SOURCE INFORMATION
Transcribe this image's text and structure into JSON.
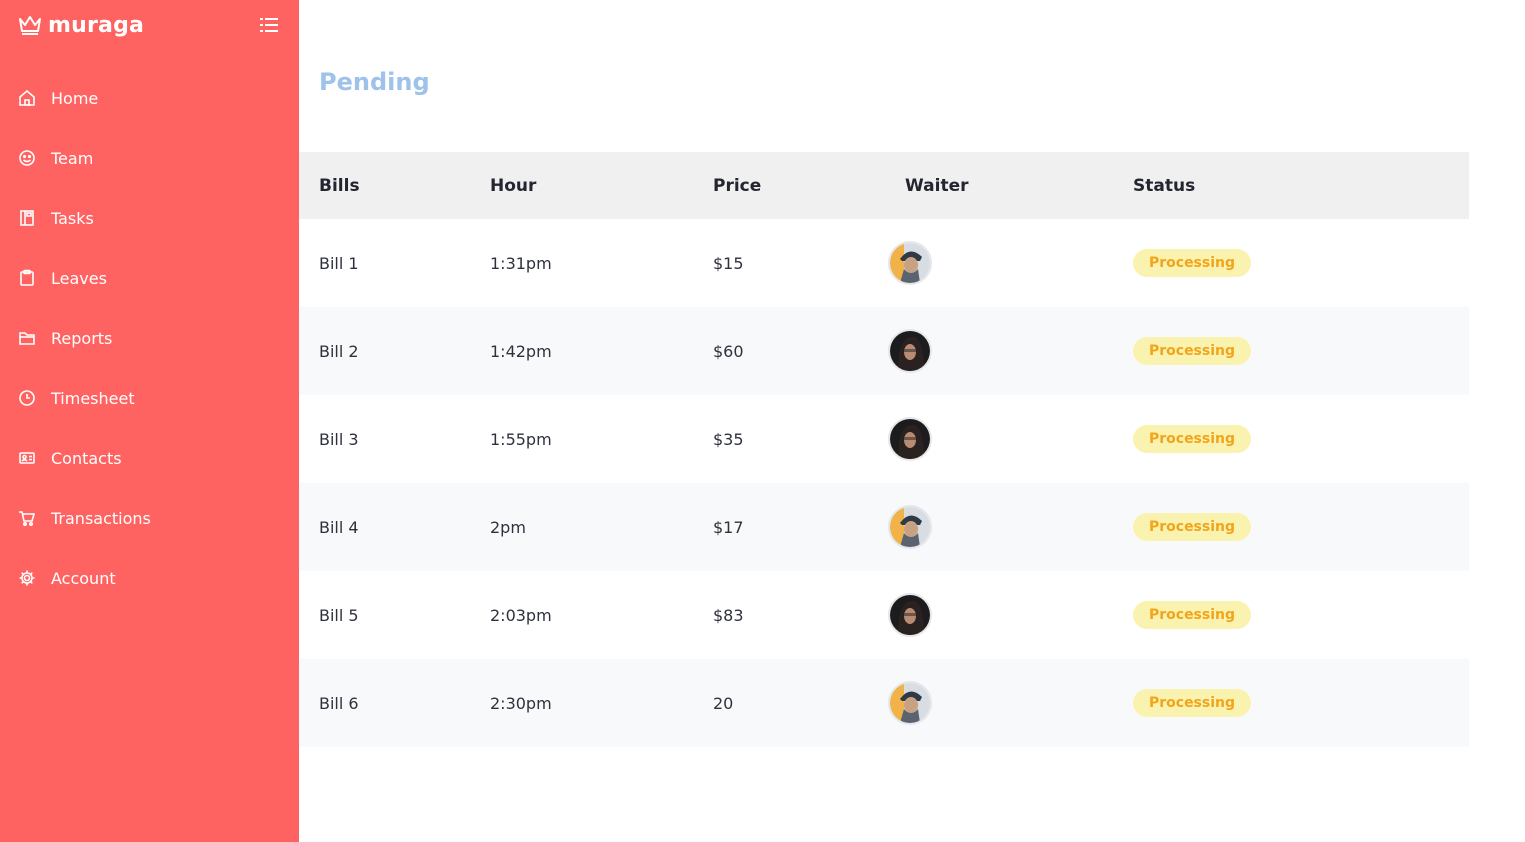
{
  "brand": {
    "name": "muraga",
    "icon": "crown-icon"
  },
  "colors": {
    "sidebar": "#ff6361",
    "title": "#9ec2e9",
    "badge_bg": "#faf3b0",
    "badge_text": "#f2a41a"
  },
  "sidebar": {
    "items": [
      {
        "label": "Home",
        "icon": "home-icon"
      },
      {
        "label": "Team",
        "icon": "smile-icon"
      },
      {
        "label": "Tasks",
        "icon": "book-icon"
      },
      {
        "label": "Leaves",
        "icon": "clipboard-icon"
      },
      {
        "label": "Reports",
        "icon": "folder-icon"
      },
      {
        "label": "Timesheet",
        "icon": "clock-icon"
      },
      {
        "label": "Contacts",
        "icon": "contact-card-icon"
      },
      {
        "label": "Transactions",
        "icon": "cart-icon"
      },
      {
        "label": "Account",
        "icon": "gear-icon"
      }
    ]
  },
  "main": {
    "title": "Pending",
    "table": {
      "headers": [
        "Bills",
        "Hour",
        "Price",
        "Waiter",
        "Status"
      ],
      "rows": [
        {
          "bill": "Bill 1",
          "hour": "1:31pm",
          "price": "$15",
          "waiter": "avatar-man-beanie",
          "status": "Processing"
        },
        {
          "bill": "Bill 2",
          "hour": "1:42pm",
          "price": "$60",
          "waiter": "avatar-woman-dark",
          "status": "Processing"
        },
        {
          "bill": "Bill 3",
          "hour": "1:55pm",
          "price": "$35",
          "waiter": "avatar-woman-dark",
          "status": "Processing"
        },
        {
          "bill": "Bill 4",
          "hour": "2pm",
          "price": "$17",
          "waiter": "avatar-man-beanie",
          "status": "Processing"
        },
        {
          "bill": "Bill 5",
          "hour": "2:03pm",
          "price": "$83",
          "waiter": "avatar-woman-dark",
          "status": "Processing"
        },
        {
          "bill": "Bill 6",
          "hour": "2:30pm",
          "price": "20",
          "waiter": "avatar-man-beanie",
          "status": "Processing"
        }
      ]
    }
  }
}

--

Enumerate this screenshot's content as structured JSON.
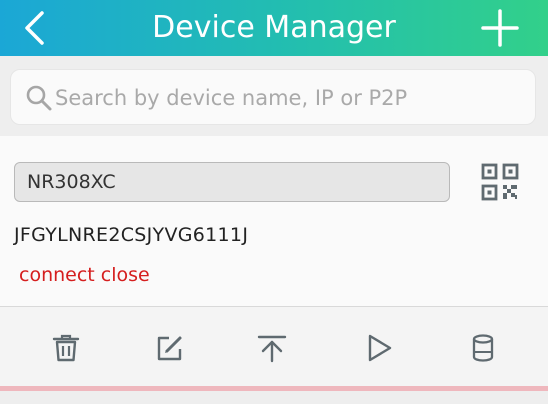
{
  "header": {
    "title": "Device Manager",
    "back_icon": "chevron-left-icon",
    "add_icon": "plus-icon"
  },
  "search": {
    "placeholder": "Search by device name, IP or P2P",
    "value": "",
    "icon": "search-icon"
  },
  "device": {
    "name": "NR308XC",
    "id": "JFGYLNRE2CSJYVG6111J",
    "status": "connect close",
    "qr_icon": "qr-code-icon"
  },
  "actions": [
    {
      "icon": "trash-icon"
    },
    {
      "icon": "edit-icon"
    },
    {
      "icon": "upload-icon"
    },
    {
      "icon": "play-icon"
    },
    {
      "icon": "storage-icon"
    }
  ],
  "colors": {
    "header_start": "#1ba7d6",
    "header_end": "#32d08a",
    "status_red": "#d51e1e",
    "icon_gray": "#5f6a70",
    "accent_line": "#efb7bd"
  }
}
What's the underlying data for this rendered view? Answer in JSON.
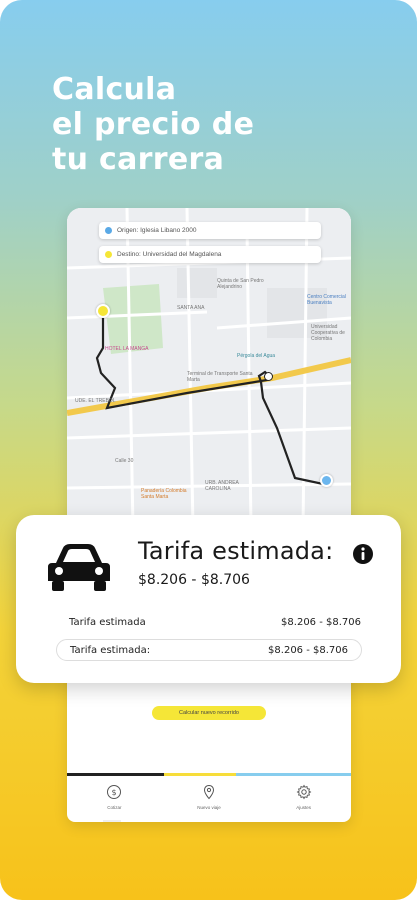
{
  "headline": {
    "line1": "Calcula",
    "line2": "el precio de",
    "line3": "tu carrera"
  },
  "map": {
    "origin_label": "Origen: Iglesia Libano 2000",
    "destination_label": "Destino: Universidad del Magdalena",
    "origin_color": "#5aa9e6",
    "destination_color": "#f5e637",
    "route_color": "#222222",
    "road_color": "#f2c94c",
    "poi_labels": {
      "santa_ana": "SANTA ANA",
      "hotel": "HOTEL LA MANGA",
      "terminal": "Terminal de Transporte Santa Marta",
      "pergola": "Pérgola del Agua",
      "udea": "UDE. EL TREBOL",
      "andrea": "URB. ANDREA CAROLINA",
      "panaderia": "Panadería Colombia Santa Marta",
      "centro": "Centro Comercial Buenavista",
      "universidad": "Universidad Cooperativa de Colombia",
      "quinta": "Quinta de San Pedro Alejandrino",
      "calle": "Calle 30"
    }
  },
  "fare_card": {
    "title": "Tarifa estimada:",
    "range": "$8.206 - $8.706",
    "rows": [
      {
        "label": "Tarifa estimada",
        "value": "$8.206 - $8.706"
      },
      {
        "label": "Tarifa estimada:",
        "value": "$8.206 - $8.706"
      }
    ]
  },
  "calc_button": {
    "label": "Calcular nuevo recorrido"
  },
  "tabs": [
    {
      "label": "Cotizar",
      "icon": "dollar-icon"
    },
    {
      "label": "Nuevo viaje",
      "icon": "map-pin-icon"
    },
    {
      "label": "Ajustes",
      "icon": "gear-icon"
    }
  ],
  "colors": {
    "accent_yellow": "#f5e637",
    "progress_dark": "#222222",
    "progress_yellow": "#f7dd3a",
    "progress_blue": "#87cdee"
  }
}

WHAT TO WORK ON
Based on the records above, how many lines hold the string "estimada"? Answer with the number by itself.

WRITTEN ANSWER
3